** Data follows **

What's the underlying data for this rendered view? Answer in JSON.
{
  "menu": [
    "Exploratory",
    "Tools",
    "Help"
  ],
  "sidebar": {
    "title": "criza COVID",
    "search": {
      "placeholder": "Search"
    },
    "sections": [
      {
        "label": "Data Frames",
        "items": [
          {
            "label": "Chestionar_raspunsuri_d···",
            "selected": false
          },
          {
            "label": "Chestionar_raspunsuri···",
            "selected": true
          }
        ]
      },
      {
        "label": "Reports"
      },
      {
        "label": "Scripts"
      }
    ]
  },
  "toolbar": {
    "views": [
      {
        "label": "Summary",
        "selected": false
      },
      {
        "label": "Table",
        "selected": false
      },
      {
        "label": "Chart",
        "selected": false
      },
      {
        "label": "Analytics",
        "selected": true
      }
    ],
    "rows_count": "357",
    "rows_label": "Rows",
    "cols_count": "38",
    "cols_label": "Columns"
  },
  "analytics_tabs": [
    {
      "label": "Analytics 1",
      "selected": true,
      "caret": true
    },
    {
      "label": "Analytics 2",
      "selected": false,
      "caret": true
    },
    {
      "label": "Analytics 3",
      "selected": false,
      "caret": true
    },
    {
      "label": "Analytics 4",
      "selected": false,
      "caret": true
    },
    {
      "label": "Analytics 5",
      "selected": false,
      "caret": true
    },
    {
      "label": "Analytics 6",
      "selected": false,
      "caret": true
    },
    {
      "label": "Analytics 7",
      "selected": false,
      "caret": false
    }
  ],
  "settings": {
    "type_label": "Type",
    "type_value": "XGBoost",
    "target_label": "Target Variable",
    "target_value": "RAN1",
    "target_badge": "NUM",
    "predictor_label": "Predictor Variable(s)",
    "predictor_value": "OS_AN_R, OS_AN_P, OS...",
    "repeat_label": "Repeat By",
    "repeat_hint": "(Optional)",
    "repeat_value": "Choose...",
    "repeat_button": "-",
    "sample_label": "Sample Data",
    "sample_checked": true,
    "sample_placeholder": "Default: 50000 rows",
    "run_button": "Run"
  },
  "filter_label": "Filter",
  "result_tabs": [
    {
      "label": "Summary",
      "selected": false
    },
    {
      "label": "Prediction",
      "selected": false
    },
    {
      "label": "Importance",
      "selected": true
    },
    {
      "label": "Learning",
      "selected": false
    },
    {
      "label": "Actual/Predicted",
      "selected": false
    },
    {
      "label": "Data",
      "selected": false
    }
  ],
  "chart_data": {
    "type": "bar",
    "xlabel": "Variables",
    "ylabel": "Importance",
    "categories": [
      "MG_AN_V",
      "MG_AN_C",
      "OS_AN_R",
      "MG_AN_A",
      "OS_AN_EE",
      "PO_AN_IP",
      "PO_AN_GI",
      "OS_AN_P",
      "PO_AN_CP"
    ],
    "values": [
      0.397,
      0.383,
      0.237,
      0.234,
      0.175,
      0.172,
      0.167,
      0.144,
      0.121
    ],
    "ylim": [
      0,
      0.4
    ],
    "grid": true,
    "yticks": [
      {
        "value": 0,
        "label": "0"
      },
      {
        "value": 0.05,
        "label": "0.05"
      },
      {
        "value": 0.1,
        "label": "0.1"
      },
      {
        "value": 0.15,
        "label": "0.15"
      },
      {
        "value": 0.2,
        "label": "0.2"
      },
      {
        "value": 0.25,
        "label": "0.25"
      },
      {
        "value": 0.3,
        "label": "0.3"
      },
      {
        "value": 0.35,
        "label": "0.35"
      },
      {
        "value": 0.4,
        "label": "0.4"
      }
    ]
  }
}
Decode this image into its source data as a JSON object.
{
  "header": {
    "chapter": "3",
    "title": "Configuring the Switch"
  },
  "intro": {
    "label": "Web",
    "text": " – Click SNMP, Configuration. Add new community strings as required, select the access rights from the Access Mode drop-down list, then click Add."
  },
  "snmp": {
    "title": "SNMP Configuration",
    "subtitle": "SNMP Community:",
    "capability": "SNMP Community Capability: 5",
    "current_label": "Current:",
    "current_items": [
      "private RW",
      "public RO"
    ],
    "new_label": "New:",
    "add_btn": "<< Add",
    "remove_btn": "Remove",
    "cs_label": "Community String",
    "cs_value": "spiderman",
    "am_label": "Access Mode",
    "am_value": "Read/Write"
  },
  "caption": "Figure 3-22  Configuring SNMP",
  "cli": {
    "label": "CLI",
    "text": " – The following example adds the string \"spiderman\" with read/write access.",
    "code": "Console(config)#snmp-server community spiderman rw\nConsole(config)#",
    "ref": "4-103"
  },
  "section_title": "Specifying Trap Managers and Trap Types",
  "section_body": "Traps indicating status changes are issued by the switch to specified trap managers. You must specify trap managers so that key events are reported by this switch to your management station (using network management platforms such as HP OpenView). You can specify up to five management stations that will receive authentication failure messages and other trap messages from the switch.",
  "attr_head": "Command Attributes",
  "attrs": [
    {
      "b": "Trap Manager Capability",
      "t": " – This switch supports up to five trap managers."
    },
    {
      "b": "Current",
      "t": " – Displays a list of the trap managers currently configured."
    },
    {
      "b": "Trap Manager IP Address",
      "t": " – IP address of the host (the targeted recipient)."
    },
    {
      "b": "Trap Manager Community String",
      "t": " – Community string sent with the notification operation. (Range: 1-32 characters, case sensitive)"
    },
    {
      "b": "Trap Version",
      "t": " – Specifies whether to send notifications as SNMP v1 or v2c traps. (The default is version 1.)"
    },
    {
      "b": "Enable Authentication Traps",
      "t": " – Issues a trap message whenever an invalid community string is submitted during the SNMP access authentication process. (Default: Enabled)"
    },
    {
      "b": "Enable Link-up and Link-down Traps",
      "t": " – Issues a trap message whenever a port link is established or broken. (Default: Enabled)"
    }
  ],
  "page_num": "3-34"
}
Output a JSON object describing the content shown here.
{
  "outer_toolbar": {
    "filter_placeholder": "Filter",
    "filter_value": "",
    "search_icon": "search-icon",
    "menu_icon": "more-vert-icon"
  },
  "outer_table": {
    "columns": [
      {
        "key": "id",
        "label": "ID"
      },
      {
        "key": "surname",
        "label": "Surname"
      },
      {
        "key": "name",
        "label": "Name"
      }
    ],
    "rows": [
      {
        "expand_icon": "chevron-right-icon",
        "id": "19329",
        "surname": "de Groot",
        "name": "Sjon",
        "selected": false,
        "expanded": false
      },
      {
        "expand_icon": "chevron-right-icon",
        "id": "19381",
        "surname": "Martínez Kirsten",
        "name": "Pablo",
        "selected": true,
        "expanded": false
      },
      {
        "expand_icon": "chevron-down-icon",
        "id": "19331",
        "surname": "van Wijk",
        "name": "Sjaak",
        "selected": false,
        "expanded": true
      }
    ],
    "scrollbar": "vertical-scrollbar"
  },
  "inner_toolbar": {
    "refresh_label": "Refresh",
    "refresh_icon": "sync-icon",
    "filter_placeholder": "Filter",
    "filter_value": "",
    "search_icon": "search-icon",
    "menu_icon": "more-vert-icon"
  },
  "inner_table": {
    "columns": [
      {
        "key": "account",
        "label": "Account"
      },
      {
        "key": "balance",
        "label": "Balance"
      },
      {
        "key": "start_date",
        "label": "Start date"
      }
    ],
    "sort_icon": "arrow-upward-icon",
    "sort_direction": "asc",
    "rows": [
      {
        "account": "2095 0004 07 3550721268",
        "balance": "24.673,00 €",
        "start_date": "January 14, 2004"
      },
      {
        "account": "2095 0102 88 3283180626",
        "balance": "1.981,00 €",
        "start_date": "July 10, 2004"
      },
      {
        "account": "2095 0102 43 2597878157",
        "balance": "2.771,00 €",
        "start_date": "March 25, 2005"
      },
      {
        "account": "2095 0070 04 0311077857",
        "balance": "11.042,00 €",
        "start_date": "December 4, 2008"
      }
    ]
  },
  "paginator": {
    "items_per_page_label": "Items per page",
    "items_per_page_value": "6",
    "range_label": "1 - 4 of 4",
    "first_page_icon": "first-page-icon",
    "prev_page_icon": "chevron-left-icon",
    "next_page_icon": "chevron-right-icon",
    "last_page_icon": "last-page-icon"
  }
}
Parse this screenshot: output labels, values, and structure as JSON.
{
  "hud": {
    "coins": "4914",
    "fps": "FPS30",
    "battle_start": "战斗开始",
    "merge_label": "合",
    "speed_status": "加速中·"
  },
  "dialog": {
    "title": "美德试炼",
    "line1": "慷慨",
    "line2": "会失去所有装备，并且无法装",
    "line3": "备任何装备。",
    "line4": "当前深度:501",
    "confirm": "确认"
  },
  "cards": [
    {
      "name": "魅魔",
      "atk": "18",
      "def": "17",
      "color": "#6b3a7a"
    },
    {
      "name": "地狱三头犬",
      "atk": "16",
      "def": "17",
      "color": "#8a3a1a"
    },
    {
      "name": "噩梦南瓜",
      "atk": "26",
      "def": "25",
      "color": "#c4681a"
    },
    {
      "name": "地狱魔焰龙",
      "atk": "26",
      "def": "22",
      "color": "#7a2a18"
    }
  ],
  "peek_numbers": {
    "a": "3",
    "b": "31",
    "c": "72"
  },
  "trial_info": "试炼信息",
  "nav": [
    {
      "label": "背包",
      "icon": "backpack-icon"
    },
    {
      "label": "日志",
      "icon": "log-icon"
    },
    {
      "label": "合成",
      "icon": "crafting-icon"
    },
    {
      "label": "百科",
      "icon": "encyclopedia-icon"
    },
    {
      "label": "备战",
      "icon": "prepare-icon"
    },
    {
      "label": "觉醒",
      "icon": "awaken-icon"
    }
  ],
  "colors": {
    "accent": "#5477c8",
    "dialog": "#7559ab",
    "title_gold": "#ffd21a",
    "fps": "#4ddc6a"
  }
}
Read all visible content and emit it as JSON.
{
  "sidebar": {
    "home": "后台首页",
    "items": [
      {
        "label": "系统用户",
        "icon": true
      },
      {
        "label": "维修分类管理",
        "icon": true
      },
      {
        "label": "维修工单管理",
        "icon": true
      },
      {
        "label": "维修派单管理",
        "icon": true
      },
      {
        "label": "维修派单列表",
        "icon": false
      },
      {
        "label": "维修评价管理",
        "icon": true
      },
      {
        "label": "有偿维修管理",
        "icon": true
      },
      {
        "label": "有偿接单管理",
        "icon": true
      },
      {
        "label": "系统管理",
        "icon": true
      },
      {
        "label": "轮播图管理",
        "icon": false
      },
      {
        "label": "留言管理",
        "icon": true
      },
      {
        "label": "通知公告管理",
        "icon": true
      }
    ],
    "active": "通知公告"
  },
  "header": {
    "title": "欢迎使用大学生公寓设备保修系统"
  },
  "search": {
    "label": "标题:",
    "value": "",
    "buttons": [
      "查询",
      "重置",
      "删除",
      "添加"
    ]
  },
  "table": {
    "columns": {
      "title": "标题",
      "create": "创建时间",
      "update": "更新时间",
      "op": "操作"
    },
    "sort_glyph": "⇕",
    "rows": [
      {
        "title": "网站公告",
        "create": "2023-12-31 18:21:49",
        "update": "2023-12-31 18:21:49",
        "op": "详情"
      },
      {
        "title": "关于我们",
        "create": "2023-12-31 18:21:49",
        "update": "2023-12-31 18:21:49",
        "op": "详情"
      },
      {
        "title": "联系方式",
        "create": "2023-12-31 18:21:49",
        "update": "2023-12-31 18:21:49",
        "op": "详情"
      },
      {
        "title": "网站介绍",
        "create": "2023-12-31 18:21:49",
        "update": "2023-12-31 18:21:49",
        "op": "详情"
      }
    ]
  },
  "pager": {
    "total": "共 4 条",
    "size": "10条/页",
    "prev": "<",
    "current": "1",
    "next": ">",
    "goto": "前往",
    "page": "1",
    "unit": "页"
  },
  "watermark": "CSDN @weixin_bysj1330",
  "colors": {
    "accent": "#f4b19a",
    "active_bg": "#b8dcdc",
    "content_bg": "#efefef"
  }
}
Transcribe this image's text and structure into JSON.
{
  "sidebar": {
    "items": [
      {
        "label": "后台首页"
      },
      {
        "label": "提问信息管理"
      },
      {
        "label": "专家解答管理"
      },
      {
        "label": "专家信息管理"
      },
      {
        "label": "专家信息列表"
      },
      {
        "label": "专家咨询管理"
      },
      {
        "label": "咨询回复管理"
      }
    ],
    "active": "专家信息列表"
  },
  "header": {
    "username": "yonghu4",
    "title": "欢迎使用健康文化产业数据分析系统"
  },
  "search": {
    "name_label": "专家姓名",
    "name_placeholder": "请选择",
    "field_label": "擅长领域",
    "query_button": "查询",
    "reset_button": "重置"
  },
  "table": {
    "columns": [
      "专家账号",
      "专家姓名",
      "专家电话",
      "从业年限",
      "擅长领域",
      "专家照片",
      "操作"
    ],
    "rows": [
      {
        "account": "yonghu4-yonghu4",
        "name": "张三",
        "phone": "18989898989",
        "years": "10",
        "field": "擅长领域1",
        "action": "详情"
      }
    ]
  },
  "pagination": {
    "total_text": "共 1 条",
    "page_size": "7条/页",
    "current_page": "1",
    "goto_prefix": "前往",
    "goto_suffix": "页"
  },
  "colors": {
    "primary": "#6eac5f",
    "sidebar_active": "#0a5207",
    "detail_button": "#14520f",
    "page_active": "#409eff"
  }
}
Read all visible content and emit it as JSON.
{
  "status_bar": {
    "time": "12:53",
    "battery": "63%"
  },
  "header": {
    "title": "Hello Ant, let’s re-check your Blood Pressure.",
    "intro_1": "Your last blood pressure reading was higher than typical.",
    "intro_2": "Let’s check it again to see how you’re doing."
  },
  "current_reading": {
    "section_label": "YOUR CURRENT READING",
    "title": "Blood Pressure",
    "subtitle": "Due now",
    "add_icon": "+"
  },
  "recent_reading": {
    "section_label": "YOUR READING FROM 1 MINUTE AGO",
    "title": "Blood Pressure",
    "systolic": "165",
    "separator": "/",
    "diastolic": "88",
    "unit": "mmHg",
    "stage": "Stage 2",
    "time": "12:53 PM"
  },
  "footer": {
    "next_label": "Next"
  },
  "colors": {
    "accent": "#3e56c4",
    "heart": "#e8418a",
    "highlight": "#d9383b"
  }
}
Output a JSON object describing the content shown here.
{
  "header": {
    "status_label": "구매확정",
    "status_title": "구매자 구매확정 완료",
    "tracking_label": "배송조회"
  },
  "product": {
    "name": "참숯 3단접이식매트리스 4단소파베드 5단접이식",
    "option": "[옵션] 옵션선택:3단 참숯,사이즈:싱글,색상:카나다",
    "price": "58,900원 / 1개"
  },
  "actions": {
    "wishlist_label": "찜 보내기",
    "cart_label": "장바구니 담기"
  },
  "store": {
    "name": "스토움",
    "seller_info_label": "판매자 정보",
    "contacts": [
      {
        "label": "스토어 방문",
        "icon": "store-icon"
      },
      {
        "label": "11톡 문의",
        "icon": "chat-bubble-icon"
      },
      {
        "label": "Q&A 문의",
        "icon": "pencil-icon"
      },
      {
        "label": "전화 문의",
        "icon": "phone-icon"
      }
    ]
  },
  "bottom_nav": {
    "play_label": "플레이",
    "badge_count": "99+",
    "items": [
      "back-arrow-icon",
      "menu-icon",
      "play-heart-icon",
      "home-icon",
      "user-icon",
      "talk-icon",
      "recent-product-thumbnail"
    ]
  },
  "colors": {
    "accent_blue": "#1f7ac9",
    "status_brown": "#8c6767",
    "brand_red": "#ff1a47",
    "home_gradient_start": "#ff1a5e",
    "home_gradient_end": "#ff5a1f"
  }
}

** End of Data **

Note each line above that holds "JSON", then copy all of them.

Output of the task –
What's the underlying data for this rendered view? Answer in JSON.
Decode this image into its source data as a JSON object.
Output a JSON object describing the content shown here.
Parse this screenshot: output labels, values, and structure as JSON.
Read all visible content and emit it as JSON.
Transcribe this image's text and structure into JSON.
Read all visible content and emit it as JSON.
Output a JSON object describing the content shown here.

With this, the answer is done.